This article was excerpted from MadScam

There are several recommendations I make here that apply equally to all forms of advertising. And even though our focus is advertising for small to medium companies, most of these no-nos apply to all businesses, irrespective of size.

  • Borrowed interest. Avoid trying to associate yourself with things that have no relevance to what you do. If you're in the roofing business, talk about roofing, show roofing, and explain how you're the world's unmatched authority on roofing. Don't show pictures of animals and babies. I don't care what you've read in other books, animals and babies might get people's attention, but unless they're in the market for one, these cute and cuddly objects won't help you make a sale. Don't talk about your ancestors, where you grew up, or where you went to school-unless you graduated Phi Beta Kappa from the National Roofing Academy. Stick to what you're best at-roofing.
     
  • Event sales. Refrain from jumping on this bandwagon. Even if it is the 1,200th anniversary of the signing of the Treaty of Blognovia, this event has no relevance to the fact that for the next week you are having a four-for-two sale on hubcaps. Far better to simply spell out the great savings customers can get while making their '65 Valiant look like it just came out of the showroom. Far too much local retail advertising, including that from our favorite villains, the car dealerships, falls into this trap. If you're going to have a sale, have a sale. What's the point of having a Presidents' Day Sale when every other retailer is having a Presidents' Day Sale on exactly the same Presidents' Day?
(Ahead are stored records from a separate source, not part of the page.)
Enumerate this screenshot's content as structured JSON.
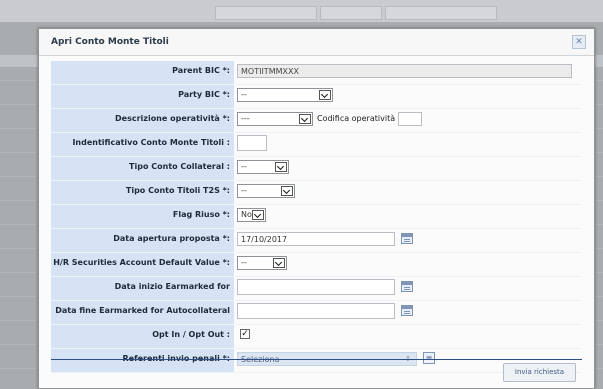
{
  "dialog": {
    "title": "Apri Conto Monte Titoli",
    "close_glyph": "✕"
  },
  "fields": {
    "parent_bic": {
      "label": "Parent BIC *:",
      "value": "MOTIITMMXXX"
    },
    "party_bic": {
      "label": "Party BIC *:",
      "value": "--"
    },
    "descrizione": {
      "label": "Descrizione operatività *:",
      "value": "---",
      "codifica_label": "Codifica operatività :",
      "codifica_value": ""
    },
    "identificativo": {
      "label": "Indentificativo Conto Monte Titoli :",
      "value": ""
    },
    "tipo_collateral": {
      "label": "Tipo Conto Collateral :",
      "value": "--"
    },
    "tipo_t2s": {
      "label": "Tipo Conto Titoli T2S *:",
      "value": "--"
    },
    "flag_riuso": {
      "label": "Flag Riuso *:",
      "value": "No"
    },
    "data_apertura": {
      "label": "Data apertura proposta *:",
      "value": "17/10/2017"
    },
    "hr_default": {
      "label": "H/R Securities Account Default Value *:",
      "value": "--"
    },
    "data_inizio": {
      "label": "Data inizio Earmarked for Autocollateral :",
      "value": ""
    },
    "data_fine": {
      "label": "Data fine Earmarked for Autocollateral :",
      "value": ""
    },
    "opt_in": {
      "label": "Opt In / Opt Out :",
      "checked": true,
      "check_glyph": "✓"
    },
    "referenti": {
      "label": "Referenti invio penali *:",
      "value": "Seleziona",
      "caret": "⇕",
      "list_glyph": "≡"
    }
  },
  "footer": {
    "submit_label": "Invia richiesta"
  },
  "icons": {
    "calendar": "calendar-icon",
    "close": "close-icon",
    "list": "list-icon"
  },
  "colors": {
    "label_bg": "#d6e3f4",
    "accent": "#3a5f93"
  }
}
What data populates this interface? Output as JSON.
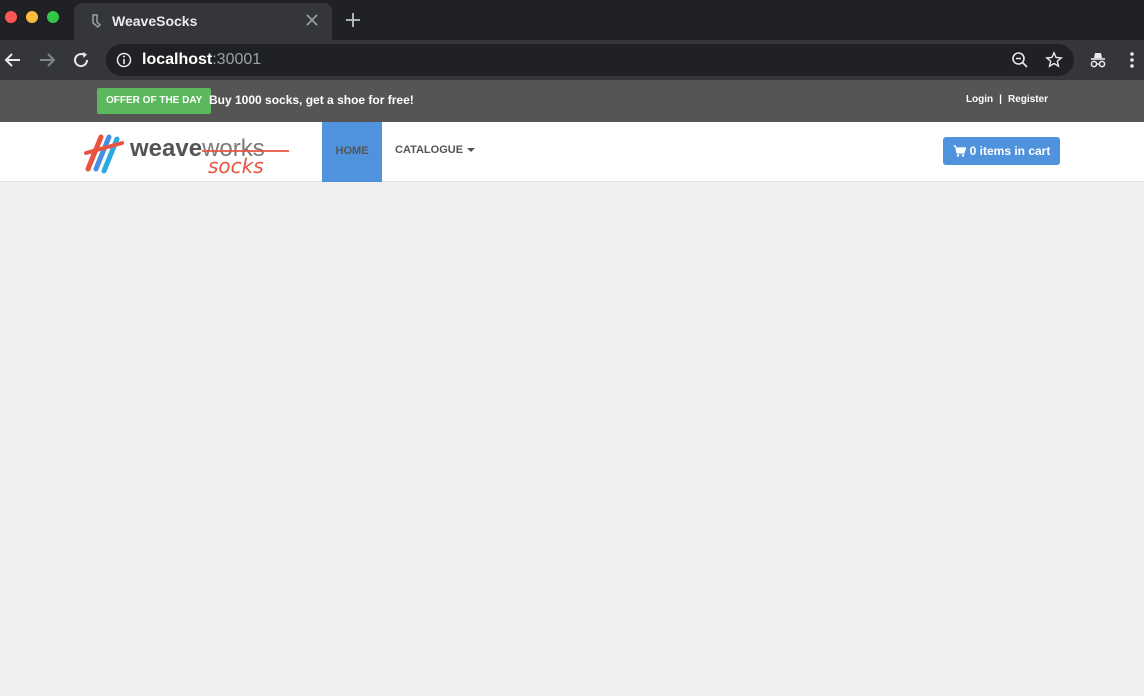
{
  "browser": {
    "tab_title": "WeaveSocks",
    "url_host": "localhost",
    "url_port": ":30001"
  },
  "topbar": {
    "offer_badge": "OFFER OF THE DAY",
    "offer_text": "Buy 1000 socks, get a shoe for free!",
    "login": "Login",
    "separator": "|",
    "register": "Register"
  },
  "navbar": {
    "logo_primary": "weave",
    "logo_secondary": "works",
    "logo_sub": "socks",
    "home": "HOME",
    "catalogue": "CATALOGUE",
    "cart": "0 items in cart"
  },
  "colors": {
    "accent_blue": "#4f93dc",
    "offer_green": "#5cb85c",
    "logo_orange": "#e8543f",
    "logo_gray": "#555555"
  }
}
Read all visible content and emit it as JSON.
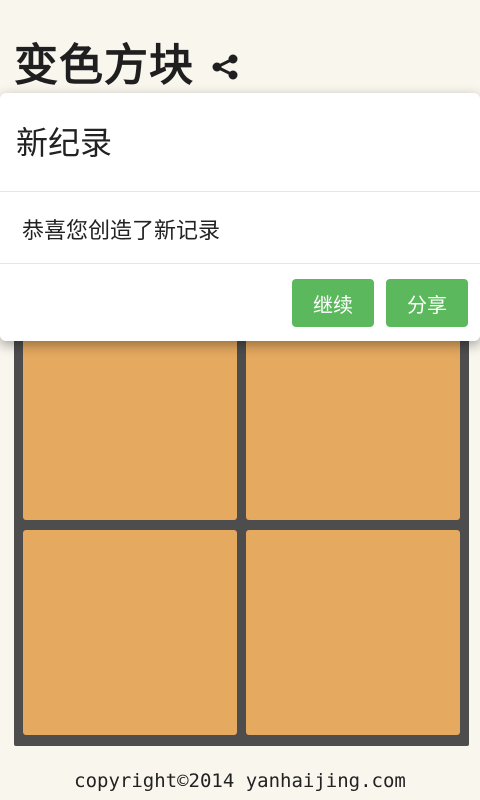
{
  "header": {
    "title": "变色方块",
    "share_icon": "share-icon"
  },
  "modal": {
    "title": "新纪录",
    "message": "恭喜您创造了新记录",
    "buttons": [
      {
        "label": "继续"
      },
      {
        "label": "分享"
      }
    ]
  },
  "board": {
    "rows": 2,
    "cols": 2,
    "tile_color": "#e5a95f",
    "grid_color": "#4d4d4d"
  },
  "footer": {
    "copyright": "copyright©2014 yanhaijing.com"
  },
  "colors": {
    "background": "#f9f6ee",
    "button": "#5cb85c"
  }
}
    And even when it's not used as an excuse for a sale, try to avoid falling into the trap of running the same advertising and promotional themes everyone else is running because they woke up one morning and found they were seven days away from St. Valentine's Day. The worst example of this is when the Olympics roll around every four years and everyone starts running ads with inane headlines such as "Blogs Electric is going for the gold" or "At VideoRama we're raising the bar to new heights." Remember, it's all about standing out, not blending in.
     
  • Ego trips. Don't put yourself in the advertising. You think you're great. Your family thinks you're great. Even you're employees think you're great. (Would they tell you otherwise, even if they thought you were an imbecile?) But guess what? Your prospective customers don't know you from a hole in the wall, and your smiling face isn't going to convince them you have the best stuff within 100 miles. Any time I see a CEO or company president in an ad, I can smell the desperation oozing out of the page. Either the person pictured in the ad is suffering from a bad case of egomania or the ad agency has reached the stage were the client has turned down the last dozen campaigns and out of desperation they come up with the what-the-heck-do-we-do-now chestnut, "Hey CJ, why don't we feature you in the ad? Kinda serious, but approachable, on the factory floor, or walking on a beach looking out to sea, the visionary thing, maybe in a black turtleneck, very Steve Jobs-ish. Waddya think, CJ?" Don't ever go there. It never works. Smart CEOs save themselves for PR. Look at The Donald of Trump and Branson of Virgin; they're everywhere, except in their own ads.
     
  • Different media, different ads. Don't run ads that bear no relationship to each other in different kinds of media. As I've said earlier, if a concept is good because it's based on an original idea, it should work in all kinds of media. Your core advertising message need only change if your business changes. Yes, you can certainly fine tune your advertising and messaging, but only to improve it. Don't change for the sake of change. No one sees your advertising as much as you do. Give your prospective customers the chance to see and be affected by it.
     
  • Advertise everywhere. Make your ad budget work harder for you by specifically creating ads that work in a limited selection of media. (I've dealt with media options in the previous chapter.) Find out which of the various media options have the most readership with your target groups, then put all your money in those. If you have a limited budget (who doesn't?), you can't afford to waste your money in generalist publications. Find the ones that appeal to the specific niche who will be the prime market for what you have to offer. Then create your ad content to suit.
     
  • Overdoing the ads. Do not create too many ads. Use your money to create a few really good ads. Invest in superior art work. Take the time to write (or have written for you) intelligent, pithy copy that people will take pleasure in reading. Make it interesting and informative. Write it so the reader will want to know more and will make the effort to do so by going to your web site, returning a prepaid reply card, calling a phone number, or even coming round to your place of business.

Only create ads you're proud of. Don't be satisfied to say to yourself, "Yeah, they may look like crap, but they sell a ton of stuff." Life's too short not to be proud of what you do. Create ads that look great--and sell a ton of stuff..